For each record here, output an exact copy.
*** Opening of Records for this exercise ***
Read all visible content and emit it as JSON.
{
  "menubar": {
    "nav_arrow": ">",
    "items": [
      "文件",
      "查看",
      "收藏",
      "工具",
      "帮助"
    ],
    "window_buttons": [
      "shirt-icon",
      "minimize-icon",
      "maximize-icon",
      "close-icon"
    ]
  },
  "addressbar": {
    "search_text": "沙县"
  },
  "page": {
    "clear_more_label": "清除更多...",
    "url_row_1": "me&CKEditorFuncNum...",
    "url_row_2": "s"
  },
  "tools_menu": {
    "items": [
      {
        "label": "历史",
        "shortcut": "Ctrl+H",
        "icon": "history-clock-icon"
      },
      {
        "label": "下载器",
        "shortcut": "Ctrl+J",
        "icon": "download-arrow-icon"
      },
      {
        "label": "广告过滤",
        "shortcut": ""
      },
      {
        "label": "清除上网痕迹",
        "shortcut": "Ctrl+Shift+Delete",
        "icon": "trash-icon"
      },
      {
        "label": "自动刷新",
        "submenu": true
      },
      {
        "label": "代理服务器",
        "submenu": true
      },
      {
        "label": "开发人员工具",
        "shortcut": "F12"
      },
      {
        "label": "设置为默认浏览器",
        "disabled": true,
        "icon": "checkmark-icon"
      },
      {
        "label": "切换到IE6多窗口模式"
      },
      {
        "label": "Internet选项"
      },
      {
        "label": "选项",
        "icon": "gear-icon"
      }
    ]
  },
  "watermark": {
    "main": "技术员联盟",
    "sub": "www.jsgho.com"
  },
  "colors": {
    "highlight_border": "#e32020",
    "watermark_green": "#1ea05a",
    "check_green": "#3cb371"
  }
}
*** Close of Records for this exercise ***
### The completed task
Read all visible content and emit it as JSON.
{
  "menubar": {
    "nav_arrow": ">",
    "items": [
      "文件",
      "查看",
      "收藏",
      "工具",
      "帮助"
    ],
    "window_buttons": [
      "shirt-icon",
      "minimize-icon",
      "maximize-icon",
      "close-icon"
    ]
  },
  "addressbar": {
    "search_text": "沙县"
  },
  "page": {
    "clear_more_label": "清除更多...",
    "url_row_1": "me&CKEditorFuncNum...",
    "url_row_2": "s"
  },
  "tools_menu": {
    "items": [
      {
        "label": "历史",
        "shortcut": "Ctrl+H",
        "icon": "history-clock-icon"
      },
      {
        "label": "下载器",
        "shortcut": "Ctrl+J",
        "icon": "download-arrow-icon"
      },
      {
        "label": "广告过滤",
        "shortcut": ""
      },
      {
        "label": "清除上网痕迹",
        "shortcut": "Ctrl+Shift+Delete",
        "icon": "trash-icon"
      },
      {
        "label": "自动刷新",
        "submenu": true
      },
      {
        "label": "代理服务器",
        "submenu": true
      },
      {
        "label": "开发人员工具",
        "shortcut": "F12"
      },
      {
        "label": "设置为默认浏览器",
        "disabled": true,
        "icon": "checkmark-icon"
      },
      {
        "label": "切换到IE6多窗口模式"
      },
      {
        "label": "Internet选项"
      },
      {
        "label": "选项",
        "icon": "gear-icon"
      }
    ]
  },
  "watermark": {
    "main": "技术员联盟",
    "sub": "www.jsgho.com"
  },
  "colors": {
    "highlight_border": "#e32020",
    "watermark_green": "#1ea05a",
    "check_green": "#3cb371"
  }
}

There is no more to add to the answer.